* [Description of the task] Lift every line from the entries that includes the word "button".

= = = = =

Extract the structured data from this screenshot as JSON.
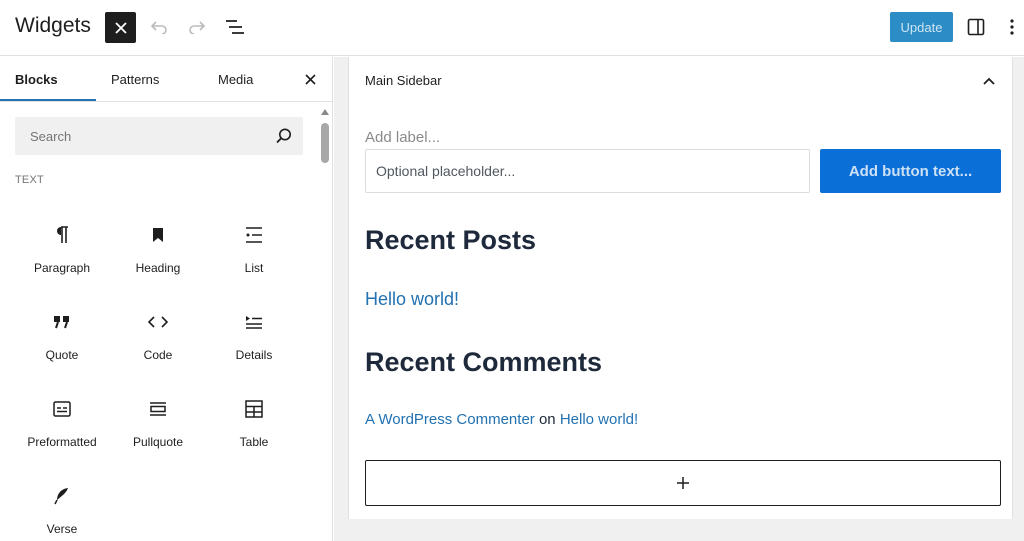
{
  "header": {
    "title": "Widgets",
    "update_label": "Update",
    "colors": {
      "update_bg": "#2b8cc6",
      "close_bg": "#1e1e1e"
    }
  },
  "inserter": {
    "tabs": [
      {
        "label": "Blocks",
        "active": true
      },
      {
        "label": "Patterns",
        "active": false
      },
      {
        "label": "Media",
        "active": false
      }
    ],
    "search_placeholder": "Search",
    "section_title": "TEXT",
    "blocks": [
      {
        "label": "Paragraph",
        "icon": "paragraph-icon"
      },
      {
        "label": "Heading",
        "icon": "heading-icon"
      },
      {
        "label": "List",
        "icon": "list-icon"
      },
      {
        "label": "Quote",
        "icon": "quote-icon"
      },
      {
        "label": "Code",
        "icon": "code-icon"
      },
      {
        "label": "Details",
        "icon": "details-icon"
      },
      {
        "label": "Preformatted",
        "icon": "preformatted-icon"
      },
      {
        "label": "Pullquote",
        "icon": "pullquote-icon"
      },
      {
        "label": "Table",
        "icon": "table-icon"
      },
      {
        "label": "Verse",
        "icon": "verse-icon"
      }
    ]
  },
  "sidebar_area": {
    "title": "Main Sidebar",
    "search_widget": {
      "label_placeholder": "Add label...",
      "input_placeholder": "Optional placeholder...",
      "button_label": "Add button text..."
    },
    "recent_posts_heading": "Recent Posts",
    "recent_posts": [
      "Hello world!"
    ],
    "recent_comments_heading": "Recent Comments",
    "recent_comment": {
      "author": "A WordPress Commenter",
      "connector": "on",
      "post": "Hello world!"
    },
    "colors": {
      "link": "#2271b1",
      "button": "#0a6fd6"
    }
  }
}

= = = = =

* [Task response]
      "button_label": "Add button text..."
      "button": "#0a6fd6"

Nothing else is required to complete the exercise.